DIRECTIONS FOR THIS TASK >> All of the records shown below need to be copied with no differences.

EXERCISE INPUT >>
* * * * * * * * *

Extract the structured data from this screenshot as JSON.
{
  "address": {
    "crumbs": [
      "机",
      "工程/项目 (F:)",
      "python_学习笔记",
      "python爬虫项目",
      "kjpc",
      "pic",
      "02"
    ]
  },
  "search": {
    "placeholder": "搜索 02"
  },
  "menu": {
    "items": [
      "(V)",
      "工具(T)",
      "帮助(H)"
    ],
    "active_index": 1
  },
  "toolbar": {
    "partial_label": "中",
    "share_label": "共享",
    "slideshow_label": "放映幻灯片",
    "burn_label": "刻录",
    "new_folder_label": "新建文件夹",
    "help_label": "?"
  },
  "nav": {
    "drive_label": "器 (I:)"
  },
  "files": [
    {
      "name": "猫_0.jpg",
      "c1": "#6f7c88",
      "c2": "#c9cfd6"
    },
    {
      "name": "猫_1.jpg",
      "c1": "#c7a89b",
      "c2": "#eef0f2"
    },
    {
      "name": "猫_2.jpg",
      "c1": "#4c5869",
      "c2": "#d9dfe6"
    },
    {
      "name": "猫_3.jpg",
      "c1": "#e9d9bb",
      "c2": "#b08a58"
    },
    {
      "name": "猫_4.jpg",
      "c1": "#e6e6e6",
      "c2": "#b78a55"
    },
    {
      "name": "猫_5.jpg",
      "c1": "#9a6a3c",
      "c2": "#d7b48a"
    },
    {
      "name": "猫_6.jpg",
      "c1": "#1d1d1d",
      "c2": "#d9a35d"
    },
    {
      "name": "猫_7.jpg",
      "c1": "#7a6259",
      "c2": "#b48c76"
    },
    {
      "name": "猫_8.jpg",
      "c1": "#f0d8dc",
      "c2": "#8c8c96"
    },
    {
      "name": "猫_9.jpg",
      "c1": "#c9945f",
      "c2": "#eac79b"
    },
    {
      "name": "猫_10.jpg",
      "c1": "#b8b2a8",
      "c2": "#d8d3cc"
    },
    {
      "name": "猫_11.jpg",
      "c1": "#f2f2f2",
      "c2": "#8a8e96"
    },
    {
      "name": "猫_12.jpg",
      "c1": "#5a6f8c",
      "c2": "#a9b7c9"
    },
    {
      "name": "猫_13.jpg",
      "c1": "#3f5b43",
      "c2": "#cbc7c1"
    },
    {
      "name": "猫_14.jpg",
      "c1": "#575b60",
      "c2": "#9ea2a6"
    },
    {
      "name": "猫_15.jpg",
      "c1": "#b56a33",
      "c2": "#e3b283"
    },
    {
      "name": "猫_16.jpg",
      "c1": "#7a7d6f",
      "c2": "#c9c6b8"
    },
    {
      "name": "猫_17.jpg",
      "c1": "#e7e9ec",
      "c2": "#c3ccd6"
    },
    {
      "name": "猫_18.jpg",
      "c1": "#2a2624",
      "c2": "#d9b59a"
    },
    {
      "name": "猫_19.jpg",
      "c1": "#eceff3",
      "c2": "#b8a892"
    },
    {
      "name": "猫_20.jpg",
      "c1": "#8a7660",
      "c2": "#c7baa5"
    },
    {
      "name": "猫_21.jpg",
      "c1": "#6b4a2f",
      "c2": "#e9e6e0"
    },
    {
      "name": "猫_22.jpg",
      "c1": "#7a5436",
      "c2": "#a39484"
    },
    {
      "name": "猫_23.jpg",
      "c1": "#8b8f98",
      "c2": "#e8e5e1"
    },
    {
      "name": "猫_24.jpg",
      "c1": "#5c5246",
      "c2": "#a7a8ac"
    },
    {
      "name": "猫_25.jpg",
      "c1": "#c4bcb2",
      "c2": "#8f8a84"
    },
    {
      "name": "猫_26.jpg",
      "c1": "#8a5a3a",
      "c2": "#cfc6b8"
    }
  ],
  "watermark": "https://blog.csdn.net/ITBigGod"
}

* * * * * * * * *

EXERCISE ANSWER >>
Extract the structured data from this screenshot as JSON.
{
  "address": {
    "crumbs": [
      "机",
      "工程/项目 (F:)",
      "python_学习笔记",
      "python爬虫项目",
      "kjpc",
      "pic",
      "02"
    ]
  },
  "search": {
    "placeholder": "搜索 02"
  },
  "menu": {
    "items": [
      "(V)",
      "工具(T)",
      "帮助(H)"
    ],
    "active_index": 1
  },
  "toolbar": {
    "partial_label": "中",
    "share_label": "共享",
    "slideshow_label": "放映幻灯片",
    "burn_label": "刻录",
    "new_folder_label": "新建文件夹",
    "help_label": "?"
  },
  "nav": {
    "drive_label": "器 (I:)"
  },
  "files": [
    {
      "name": "猫_0.jpg",
      "c1": "#6f7c88",
      "c2": "#c9cfd6"
    },
    {
      "name": "猫_1.jpg",
      "c1": "#c7a89b",
      "c2": "#eef0f2"
    },
    {
      "name": "猫_2.jpg",
      "c1": "#4c5869",
      "c2": "#d9dfe6"
    },
    {
      "name": "猫_3.jpg",
      "c1": "#e9d9bb",
      "c2": "#b08a58"
    },
    {
      "name": "猫_4.jpg",
      "c1": "#e6e6e6",
      "c2": "#b78a55"
    },
    {
      "name": "猫_5.jpg",
      "c1": "#9a6a3c",
      "c2": "#d7b48a"
    },
    {
      "name": "猫_6.jpg",
      "c1": "#1d1d1d",
      "c2": "#d9a35d"
    },
    {
      "name": "猫_7.jpg",
      "c1": "#7a6259",
      "c2": "#b48c76"
    },
    {
      "name": "猫_8.jpg",
      "c1": "#f0d8dc",
      "c2": "#8c8c96"
    },
    {
      "name": "猫_9.jpg",
      "c1": "#c9945f",
      "c2": "#eac79b"
    },
    {
      "name": "猫_10.jpg",
      "c1": "#b8b2a8",
      "c2": "#d8d3cc"
    },
    {
      "name": "猫_11.jpg",
      "c1": "#f2f2f2",
      "c2": "#8a8e96"
    },
    {
      "name": "猫_12.jpg",
      "c1": "#5a6f8c",
      "c2": "#a9b7c9"
    },
    {
      "name": "猫_13.jpg",
      "c1": "#3f5b43",
      "c2": "#cbc7c1"
    },
    {
      "name": "猫_14.jpg",
      "c1": "#575b60",
      "c2": "#9ea2a6"
    },
    {
      "name": "猫_15.jpg",
      "c1": "#b56a33",
      "c2": "#e3b283"
    },
    {
      "name": "猫_16.jpg",
      "c1": "#7a7d6f",
      "c2": "#c9c6b8"
    },
    {
      "name": "猫_17.jpg",
      "c1": "#e7e9ec",
      "c2": "#c3ccd6"
    },
    {
      "name": "猫_18.jpg",
      "c1": "#2a2624",
      "c2": "#d9b59a"
    },
    {
      "name": "猫_19.jpg",
      "c1": "#eceff3",
      "c2": "#b8a892"
    },
    {
      "name": "猫_20.jpg",
      "c1": "#8a7660",
      "c2": "#c7baa5"
    },
    {
      "name": "猫_21.jpg",
      "c1": "#6b4a2f",
      "c2": "#e9e6e0"
    },
    {
      "name": "猫_22.jpg",
      "c1": "#7a5436",
      "c2": "#a39484"
    },
    {
      "name": "猫_23.jpg",
      "c1": "#8b8f98",
      "c2": "#e8e5e1"
    },
    {
      "name": "猫_24.jpg",
      "c1": "#5c5246",
      "c2": "#a7a8ac"
    },
    {
      "name": "猫_25.jpg",
      "c1": "#c4bcb2",
      "c2": "#8f8a84"
    },
    {
      "name": "猫_26.jpg",
      "c1": "#8a5a3a",
      "c2": "#cfc6b8"
    }
  ],
  "watermark": "https://blog.csdn.net/ITBigGod"
}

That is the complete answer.